Our country continues to find new ways to polarize us. Now we are being split into two categories: Vaxxed” and “Masked.” It is tempting for vaccinated people to label the unvaccinated as ignorant and not realize that there could legitimate reasons for someone not to be vaccinated. Likewise, it is tempting for unvaccinated people to label those vaccinated as fearful or just following the crowd and not realize that there are many good reasons to be persuaded to take the vaccine.
As Christians, God tells us that self righteousness and judgmentalism are sinful.

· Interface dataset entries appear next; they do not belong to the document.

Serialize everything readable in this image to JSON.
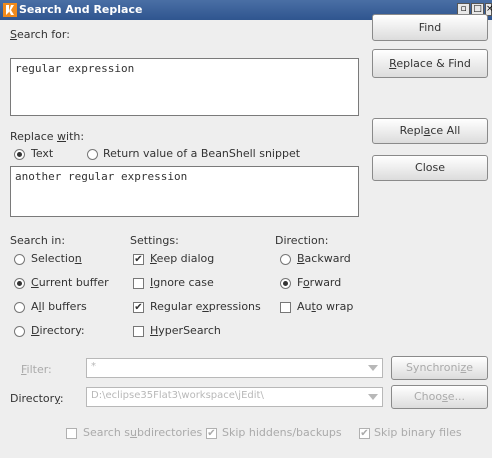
{
  "window": {
    "title": "Search And Replace"
  },
  "search": {
    "label_pre": "",
    "label_u": "S",
    "label_post": "earch for:",
    "value": "regular expression"
  },
  "replace": {
    "label_pre": "Replace ",
    "label_u": "w",
    "label_post": "ith:",
    "value": "another regular expression",
    "mode_text": "Text",
    "mode_beanshell": "Return value of a BeanShell snippet"
  },
  "buttons": {
    "find": "Find",
    "replace_find_u": "R",
    "replace_find_post": "eplace & Find",
    "replace_all_pre": "Repl",
    "replace_all_u": "a",
    "replace_all_post": "ce All",
    "close": "Close"
  },
  "search_in": {
    "heading": "Search in:",
    "selection_pre": "Selectio",
    "selection_u": "n",
    "selection_post": "",
    "current_u": "C",
    "current_post": "urrent buffer",
    "all_pre": "A",
    "all_u": "l",
    "all_post": "l buffers",
    "directory_u": "D",
    "directory_post": "irectory:"
  },
  "settings": {
    "heading": "Settings:",
    "keep_u": "K",
    "keep_post": "eep dialog",
    "ignore_u": "I",
    "ignore_post": "gnore case",
    "regex_pre": "Regular e",
    "regex_u": "x",
    "regex_post": "pressions",
    "hyper_u": "H",
    "hyper_post": "yperSearch"
  },
  "direction": {
    "heading": "Direction:",
    "backward_u": "B",
    "backward_post": "ackward",
    "forward_pre": "F",
    "forward_u": "o",
    "forward_post": "rward",
    "autowrap_pre": "Au",
    "autowrap_u": "t",
    "autowrap_post": "o wrap"
  },
  "filter": {
    "label_u": "F",
    "label_post": "ilter:",
    "value": "*",
    "sync_pre": "Synchroni",
    "sync_u": "z",
    "sync_post": "e"
  },
  "directory": {
    "label_pre": "Director",
    "label_u": "y",
    "label_post": ":",
    "value": "D:\\eclipse35Flat3\\workspace\\jEdit\\",
    "choose_pre": "Choo",
    "choose_u": "s",
    "choose_post": "e..."
  },
  "options": {
    "subdirs_pre": "Search s",
    "subdirs_u": "u",
    "subdirs_post": "bdirectories",
    "hidden": "Skip hiddens/backups",
    "binary": "Skip binary files"
  },
  "state": {
    "text_mode": true,
    "beanshell_mode": false,
    "selection": false,
    "current_buffer": true,
    "all_buffers": false,
    "directory": false,
    "keep_dialog": true,
    "ignore_case": false,
    "regular_expressions": true,
    "hypersearch": false,
    "backward": false,
    "forward": true,
    "auto_wrap": false,
    "search_subdirectories": false,
    "skip_hiddens": true,
    "skip_binary": true
  },
  "colors": {
    "titlebar": "#2f558f",
    "window_bg": "#eeeeee",
    "disabled_text": "#aaaaaa"
  }
}
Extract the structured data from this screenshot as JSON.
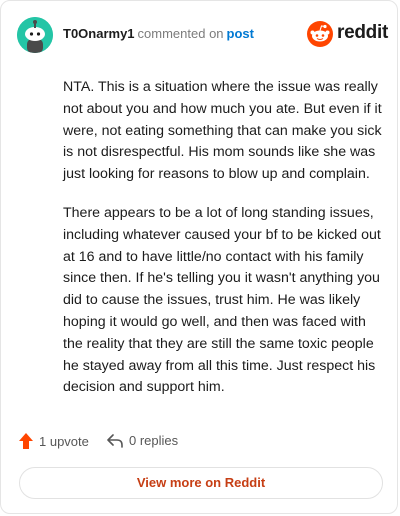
{
  "header": {
    "username": "T0Onarmy1",
    "commented_text": "commented on",
    "post_link": "post",
    "brand": "reddit",
    "brand_color": "#ff4500",
    "avatar_color": "#24c5a6"
  },
  "comment": {
    "paragraphs": [
      "NTA. This is a situation where the issue was really not about you and how much you ate. But even if it were, not eating something that can make you sick is not disrespectful. His mom sounds like she was just looking for reasons to blow up and complain.",
      "There appears to be a lot of long standing issues, including whatever caused your bf to be kicked out at 16 and to have little/no contact with his family since then. If he's telling you it wasn't anything you did to cause the issues, trust him. He was likely hoping it would go well, and then was faced with the reality that they are still the same toxic people he stayed away from all this time. Just respect his decision and support him."
    ]
  },
  "actions": {
    "upvotes": "1 upvote",
    "upvote_icon": "arrow-up-icon",
    "upvote_color": "#ff4500",
    "replies": "0 replies",
    "reply_icon": "reply-arrow-icon"
  },
  "footer": {
    "view_more": "View more on Reddit",
    "view_more_color": "#c63e14"
  }
}
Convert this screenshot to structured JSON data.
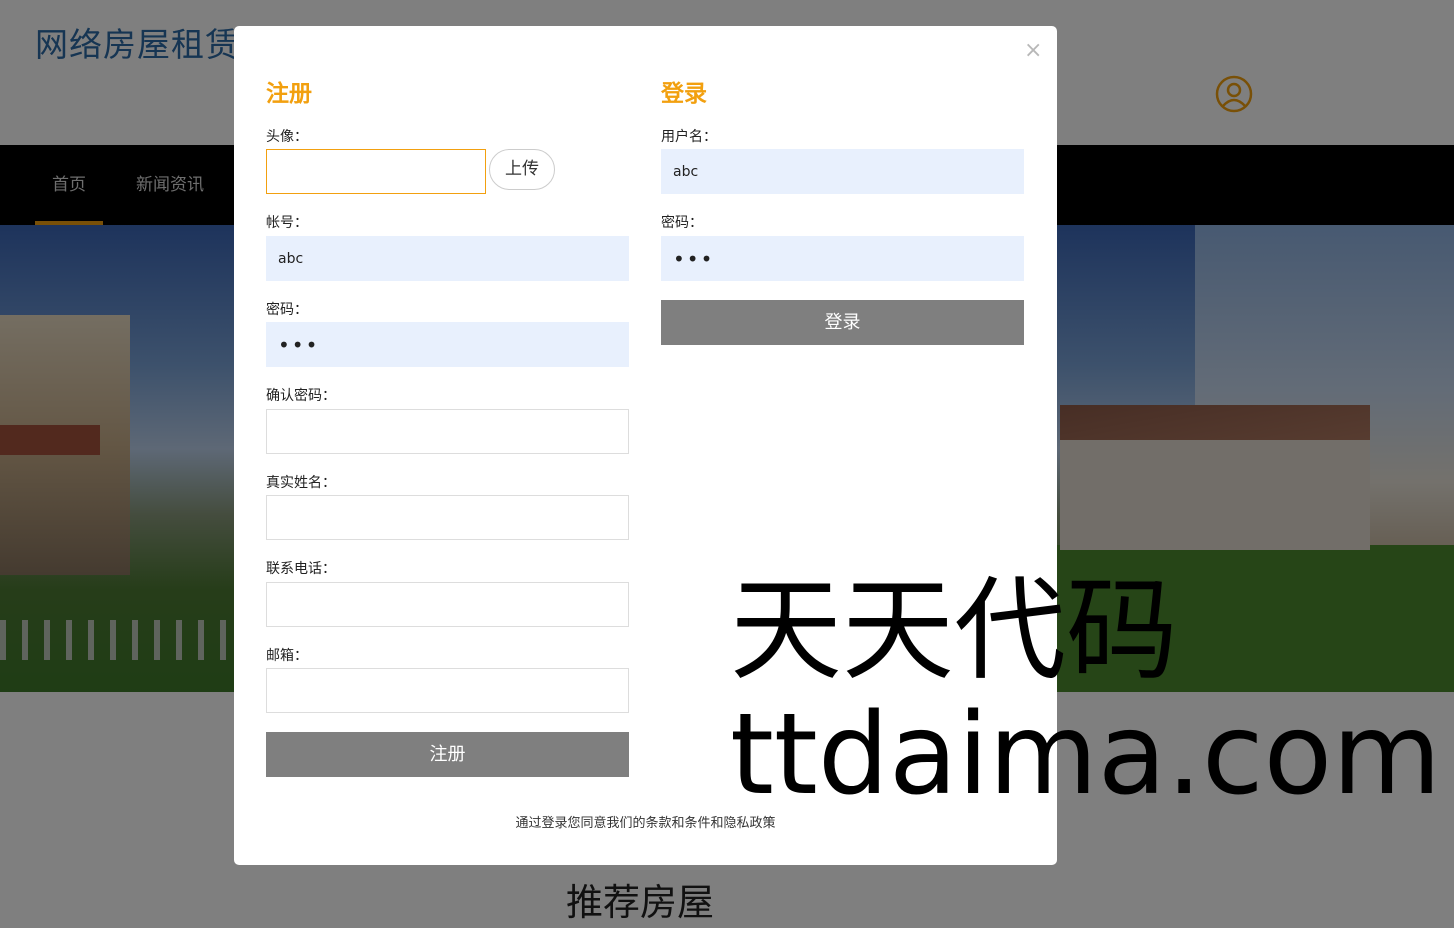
{
  "site": {
    "logo": "网络房屋租赁"
  },
  "nav": {
    "items": [
      {
        "label": "首页"
      },
      {
        "label": "新闻资讯"
      }
    ]
  },
  "section": {
    "title": "推荐房屋"
  },
  "colors": {
    "accent": "#f2a00f",
    "button": "#7f7f7f",
    "autofill": "#e8f0fd"
  },
  "modal": {
    "close_label": "×",
    "register": {
      "title": "注册",
      "avatar_label": "头像：",
      "avatar_value": "",
      "upload_label": "上传",
      "account_label": "帐号：",
      "account_value": "abc",
      "password_label": "密码：",
      "password_value": "•••",
      "confirm_label": "确认密码：",
      "confirm_value": "",
      "realname_label": "真实姓名：",
      "realname_value": "",
      "phone_label": "联系电话：",
      "phone_value": "",
      "email_label": "邮箱：",
      "email_value": "",
      "submit_label": "注册"
    },
    "login": {
      "title": "登录",
      "username_label": "用户名：",
      "username_value": "abc",
      "password_label": "密码：",
      "password_value": "•••",
      "submit_label": "登录"
    },
    "terms": "通过登录您同意我们的条款和条件和隐私政策"
  },
  "watermark": {
    "line1": "天天代码",
    "line2": "ttdaima.com"
  }
}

Do not be conformed to this world, but be transformed by the renewal of your mind, that by testing you may discern what is the will of God, what is good and acceptable and perfect. For by the grace given to me I say to everyone among you not to think of himself more highly than he ought to think, but to think with sober judgment, each according to the measure of faith that God has assigned. (Rom 12:2-3 ESV)
The world wants to conform us to its pattern of always thinking we are right and judging others who disagree with us. But as Christians, we should not think of ourselves as always being right, but rather with sound judgment, seek to walk in wisdom with the faith that God has given us. Certainly, this means talking through things with godly, trusted friends (I recently did a devotional on that). But as the church of Jesus, we should be a radical counter culture where it doesn’t matter what someone has done about the vaccine. What matters to us should be encouraging one another to walk by faith in Christ.
It is becoming more and more normalized to ask, “So, have you been vaccinated yet?” Now, with all we have been through this past year, it can certainly seem reasonable to ask about this as vaccinations help us on the road to recovery. But how would we feel if someone asked us, “So what was your income last year?” That would be a fairly intrusive question, wouldn’t it? Now, if they were a friend and you were discussing together how to honor God with your finances, that question would make sense. However, if that question came out of the blue or with a casual acquaintance, that question would be completely inappropriate. Even with a close friend, you’d be well within reason to say, “I don’t feel comfortable discussing that with you,” as you could have many valid reasons for keeping your finances private. Shouldn’t the same principle apply when it comes to our health decisions?
I’ve heard the argument that people should have the right to know about a person’s vaccination status since there is safety at risk. But is that a valid concern? According to the latest CDC study, approximately 101 million Americans have been fully vaccinated as of April. Of those vaccinated, there have been only 995 reports of hospitalizations and 160 deaths. While every death is sad and tragic, if you do the math, that breaks down to about a 1 in a million chance that you’ll die from COVID after receiving the vaccine. Also, the data shows that the rate of transmission is almost negligible from vaccinated people. So vaccinated people are doubtful to get, or give, COVID. No wonder the CDC has removed their mask recommendation for vaccinated people. Also, the data from the American Association of Pediatrics shows that between 0.1%-1.9% of all child COVID-19 cases resulted in hospitalization and 0.00%-0.03% of all child COVID-19 cases resulted in death. So it is clear why they state, “severe illness due to COVID-19 is rare among children”. So if you are vaccinated, there doesn’t seem to be a reason for your safety, or the safety of others, that you would need to know someone else’s vaccination status.
Therefore, my appeal is that we would continue to be a community that is charitable with one another and diverse in our points of view while being united in our common faith. In this culture, which is rife with division, may our unity bring honor to Christ and shine His light to those around us.
Grace and peace,